      Eddie worked for Caterpillar Tractor Company in Peoria, Illinois from 1939 until 1973. He started out working in the shop as a time study man. He wanted to better himself, so in the 1950’s he attended Bradley University taking engineering courses. He graduated from Bradley in 1958 and then proceeded to get a job in management in the planning department at Caterpillar, Inc. as an engineer, traveling all over the U.S. in this capacity until he retired in 1973. Eddie was also a Mason. Eddie and Irene lived and died in Peoria, with Irene dying on 4 July 1971 and Eddie following in death on 11 April 2000.
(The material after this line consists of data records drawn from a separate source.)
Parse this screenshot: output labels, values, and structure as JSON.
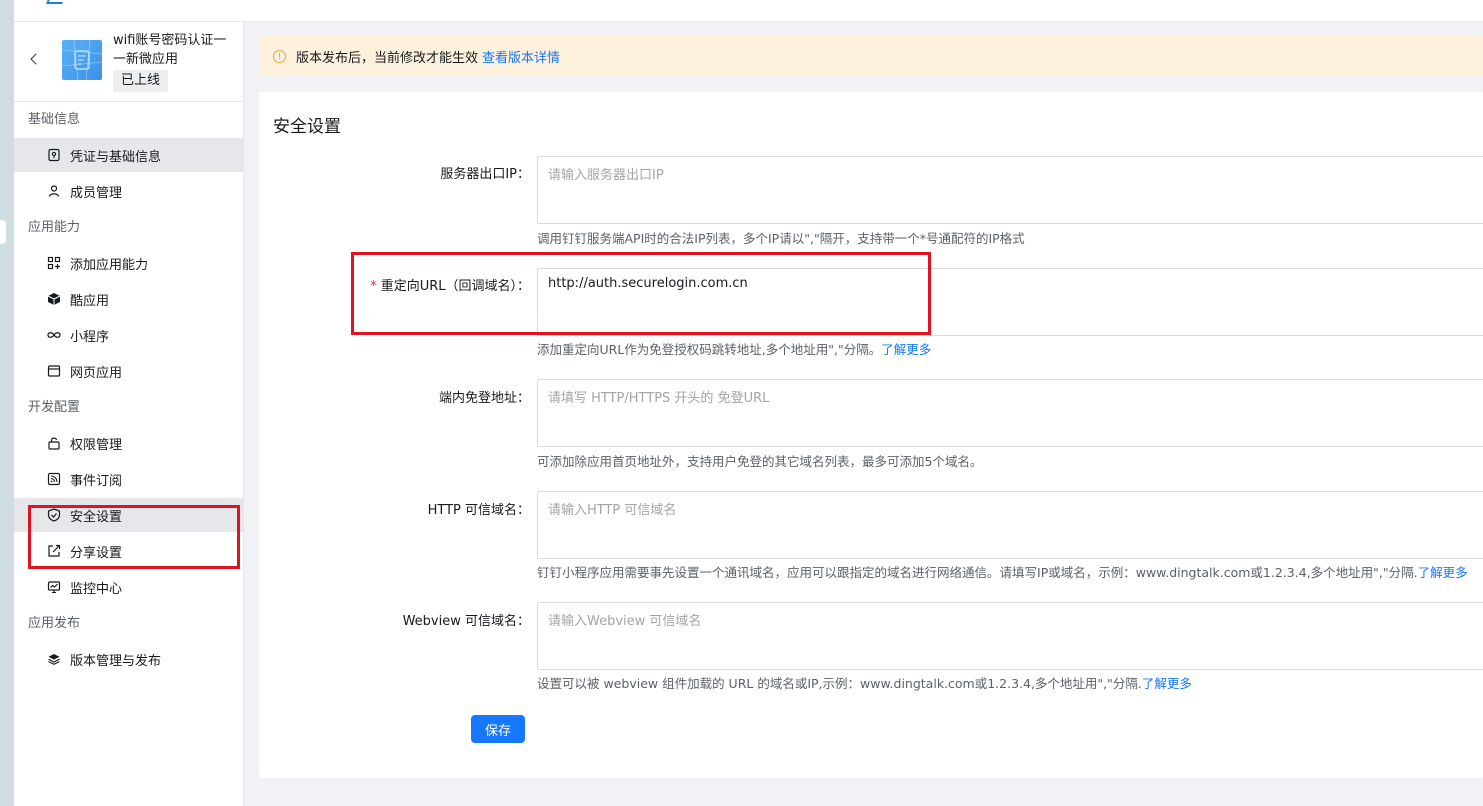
{
  "app": {
    "name": "wifi账号密码认证一一新微应用",
    "status": "已上线"
  },
  "sidebar": {
    "groups": [
      {
        "label": "基础信息",
        "items": [
          {
            "label": "凭证与基础信息",
            "icon": "credential-icon",
            "active": true
          },
          {
            "label": "成员管理",
            "icon": "user-icon"
          }
        ]
      },
      {
        "label": "应用能力",
        "items": [
          {
            "label": "添加应用能力",
            "icon": "grid-plus-icon"
          },
          {
            "label": "酷应用",
            "icon": "cube-icon"
          },
          {
            "label": "小程序",
            "icon": "infinity-icon"
          },
          {
            "label": "网页应用",
            "icon": "browser-icon"
          }
        ]
      },
      {
        "label": "开发配置",
        "items": [
          {
            "label": "权限管理",
            "icon": "lock-icon"
          },
          {
            "label": "事件订阅",
            "icon": "rss-icon"
          },
          {
            "label": "安全设置",
            "icon": "shield-icon",
            "active": true
          },
          {
            "label": "分享设置",
            "icon": "share-edit-icon"
          },
          {
            "label": "监控中心",
            "icon": "monitor-icon"
          }
        ]
      },
      {
        "label": "应用发布",
        "items": [
          {
            "label": "版本管理与发布",
            "icon": "layers-icon"
          }
        ]
      }
    ]
  },
  "notice": {
    "text": "版本发布后，当前修改才能生效",
    "link": "查看版本详情",
    "icon": "warning-icon",
    "color": "#fdf1de"
  },
  "security": {
    "title": "安全设置",
    "fields": [
      {
        "label": "服务器出口IP：",
        "placeholder": "请输入服务器出口IP",
        "value": "",
        "help": "调用钉钉服务端API时的合法IP列表，多个IP请以\",\"隔开，支持带一个*号通配符的IP格式",
        "help_link": ""
      },
      {
        "label": "重定向URL（回调域名）：",
        "required": "*",
        "placeholder": "",
        "value": "http://auth.securelogin.com.cn",
        "help": "添加重定向URL作为免登授权码跳转地址,多个地址用\",\"分隔。",
        "help_link": "了解更多"
      },
      {
        "label": "端内免登地址：",
        "placeholder": "请填写 HTTP/HTTPS 开头的 免登URL",
        "value": "",
        "help": "可添加除应用首页地址外，支持用户免登的其它域名列表，最多可添加5个域名。",
        "help_link": ""
      },
      {
        "label": "HTTP 可信域名：",
        "placeholder": "请输入HTTP 可信域名",
        "value": "",
        "help": "钉钉小程序应用需要事先设置一个通讯域名，应用可以跟指定的域名进行网络通信。请填写IP或域名，示例：www.dingtalk.com或1.2.3.4,多个地址用\",\"分隔.",
        "help_link": "了解更多"
      },
      {
        "label": "Webview 可信域名：",
        "placeholder": "请输入Webview 可信域名",
        "value": "",
        "help": "设置可以被 webview 组件加载的 URL 的域名或IP,示例：www.dingtalk.com或1.2.3.4,多个地址用\",\"分隔.",
        "help_link": "了解更多"
      }
    ],
    "save_label": "保存"
  },
  "colors": {
    "primary": "#1677ff",
    "highlight": "#e0141e",
    "warning": "#f2a33a"
  }
}
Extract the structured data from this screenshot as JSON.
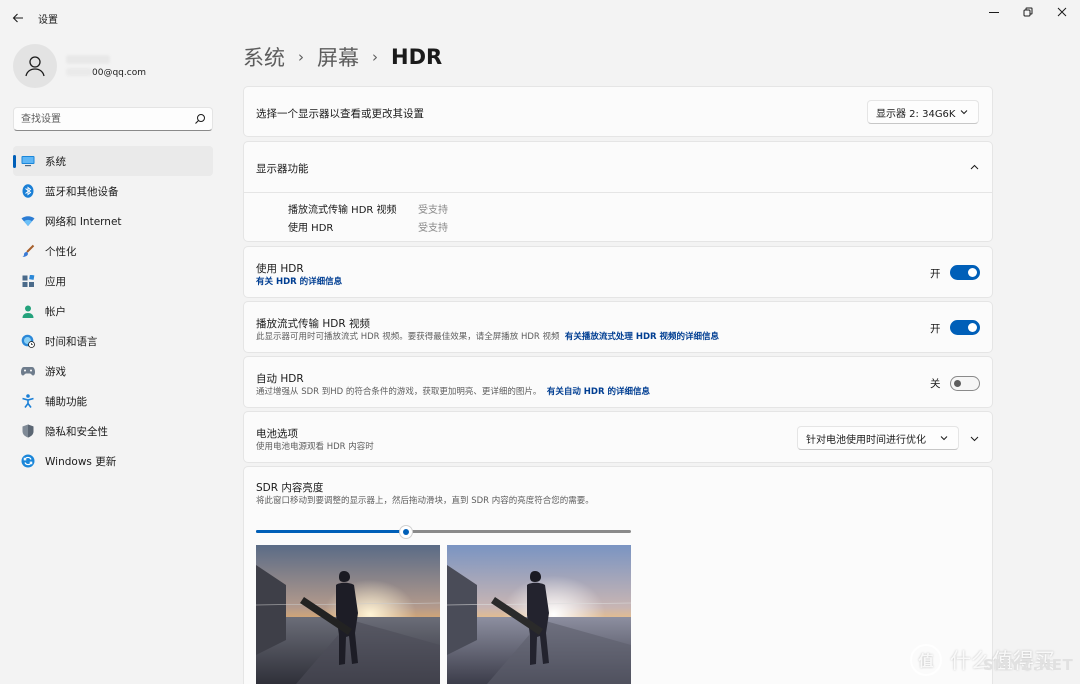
{
  "window": {
    "title": "设置"
  },
  "profile": {
    "email_visible": "@qq.com",
    "email_suffix_digits": "00"
  },
  "search": {
    "placeholder": "查找设置"
  },
  "nav": {
    "items": [
      {
        "label": "系统",
        "icon": "monitor-icon",
        "active": true
      },
      {
        "label": "蓝牙和其他设备",
        "icon": "bluetooth-icon"
      },
      {
        "label": "网络和 Internet",
        "icon": "wifi-icon"
      },
      {
        "label": "个性化",
        "icon": "brush-icon"
      },
      {
        "label": "应用",
        "icon": "apps-icon"
      },
      {
        "label": "帐户",
        "icon": "person-icon"
      },
      {
        "label": "时间和语言",
        "icon": "globe-clock-icon"
      },
      {
        "label": "游戏",
        "icon": "gamepad-icon"
      },
      {
        "label": "辅助功能",
        "icon": "accessibility-icon"
      },
      {
        "label": "隐私和安全性",
        "icon": "shield-icon"
      },
      {
        "label": "Windows 更新",
        "icon": "update-icon"
      }
    ]
  },
  "breadcrumb": {
    "items": [
      "系统",
      "屏幕",
      "HDR"
    ]
  },
  "display_select": {
    "label": "选择一个显示器以查看或更改其设置",
    "value": "显示器 2: 34G6K"
  },
  "capabilities": {
    "title": "显示器功能",
    "rows": [
      {
        "name": "播放流式传输 HDR 视频",
        "value": "受支持"
      },
      {
        "name": "使用 HDR",
        "value": "受支持"
      }
    ]
  },
  "use_hdr": {
    "title": "使用 HDR",
    "link": "有关 HDR 的详细信息",
    "state_label": "开",
    "on": true
  },
  "stream_hdr": {
    "title": "播放流式传输 HDR 视频",
    "desc": "此显示器可用时可播放流式 HDR 视频。要获得最佳效果，请全屏播放 HDR 视频",
    "link": "有关播放流式处理 HDR 视频的详细信息",
    "state_label": "开",
    "on": true
  },
  "auto_hdr": {
    "title": "自动 HDR",
    "desc": "通过增强从 SDR 到HD 的符合条件的游戏，获取更加明亮、更详细的图片。",
    "link": "有关自动 HDR 的详细信息",
    "state_label": "关",
    "on": false
  },
  "battery": {
    "title": "电池选项",
    "desc": "使用电池电源观看 HDR 内容时",
    "value": "针对电池使用时间进行优化"
  },
  "sdr": {
    "title": "SDR 内容亮度",
    "desc": "将此窗口移动到要调整的显示器上，然后拖动滑块，直到 SDR 内容的亮度符合您的需要。",
    "slider_value": 40
  },
  "watermark": {
    "logo_char": "值",
    "text": "什么值得买",
    "brand": "SMYZ.NET"
  },
  "colors": {
    "accent": "#005fb8",
    "link": "#003e92",
    "background": "#f3f3f3",
    "card": "#fbfbfb"
  }
}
      1. Patricia Claybourn was born on 14 July 1934 in Peoria, Illinois, to Eddie and Julia Claybourn. She married (1st) in about 1956 to Mr. Bozarth. In 1965 she changed her name to Patricia Ann Marshall, either by marriage or assuming her step-father’s name. In 1975 she changed her name to Patricia Ann Brown. She died on 28 August 1998 in Panama City, Florida.
      2. Dolores (“Dee”) Claybourn was born to Eddie and Irene Claybourn. She married Jack Dwaine Wills on 16 August 1960 and divorced him on 18 March 1982. She and Jack had four children, listed below. Dee was employed by Peoria County as a supervisor in the criminal division of the Circuit Clerk’s office.

        1. Kathie Dee Wills was born on 16 February 1961. Kathie married Gary VanVoorhis in Peoria, Illinois in March of 1987, and the couple later divorced in 2000. They had one child, Jessica Van Voorhis, who was born on 3 April 1989. Kathie remained in Peoria, Illinois and owned her own business.

        2. Michael Wills was born on 20 July 1962 in Peoria Illinois. Michael lived in Hudson, Florida and worked as a carpenter. He had 3 children: a son, Michael Adkins Wills, born on 26 August 1982, and twin girls, Erica Wills and Rachelle Wills, born 7 August 1993.

        3. Scott Dwaine Wills was born on 29 June 1963. He married Lisa Comstock in 1989. They had one son, Matthew Wills, born on 23 January 1990. This family lived in Hudson, Florida, where Scott worked as a construction foreman. Scott died on 27 January 2011 after a long battle with cancer.

        4. Christopher Edwin Wills was born 6 September 1968. He served in the U.S. Army in Iraq. He suffered a serious back injury while in Iraq which required extensive surgery. He was sent back to the U.S. for the surgery and then was medically discharged from the army in April of 2008 due to his injuries. Christopher married Stephanie Petit in Peoria, Illinois in 1997. They had one son, Adam Wills, born on 20 January 1998. Chris and Stephanie were divorced in 2002. Thereafter Chris moved to New Port Richey, Florida.
  2. Maude Claybourn lived between 1877-1904. She married but had no children.
  3. Daisy Claybourn was born in 1879 and died before the age of eighteen in 1896. She did not marry.
  4. Grace Myrtle Claybourn was born on 28 March 1882 in Champaign, Illinois. She was the Chief State Officer of the Pythian Sisters. She married in about 1919 to Ernest Thomas Hubbard.[Ernest Hubbard was born on 9 May 1893 in Champaign, Illinois.] He served in World War I and worked for the post office. They lived at 35 E. Green St. in Champaign, Ill. and did not have children. Ernest died on 5 March 1953 and Grace died on 6 Dec. 1957.
  5. Helen M. Claybourn was born on 5 April 1888 in Champaign, Illinois. She married on 8 June 1910 to James Lyttle “Jamie” Olmstead, formerly of E. Moline, Ill.[Jamie Olmstead was born on 4 February 1887 in Champaign, Illinois.] They lived at 35 E. Green St. in Champaign, Ill. and had no children. Jamie died on 5 May 1974 and Helen died just fifteen days later on 20 May 1974, both in Mahomet, Illinois. Helen and her husband Jamie are buried together in Mount Hope Cemetery in Champaign County, Illinois.
  6. Harriet Claybourn: nothing more is known about Harriet other than her name.
  7. Elizabeth Claybourn: nothing more is known about Elizabeth other than her name.

References and Notes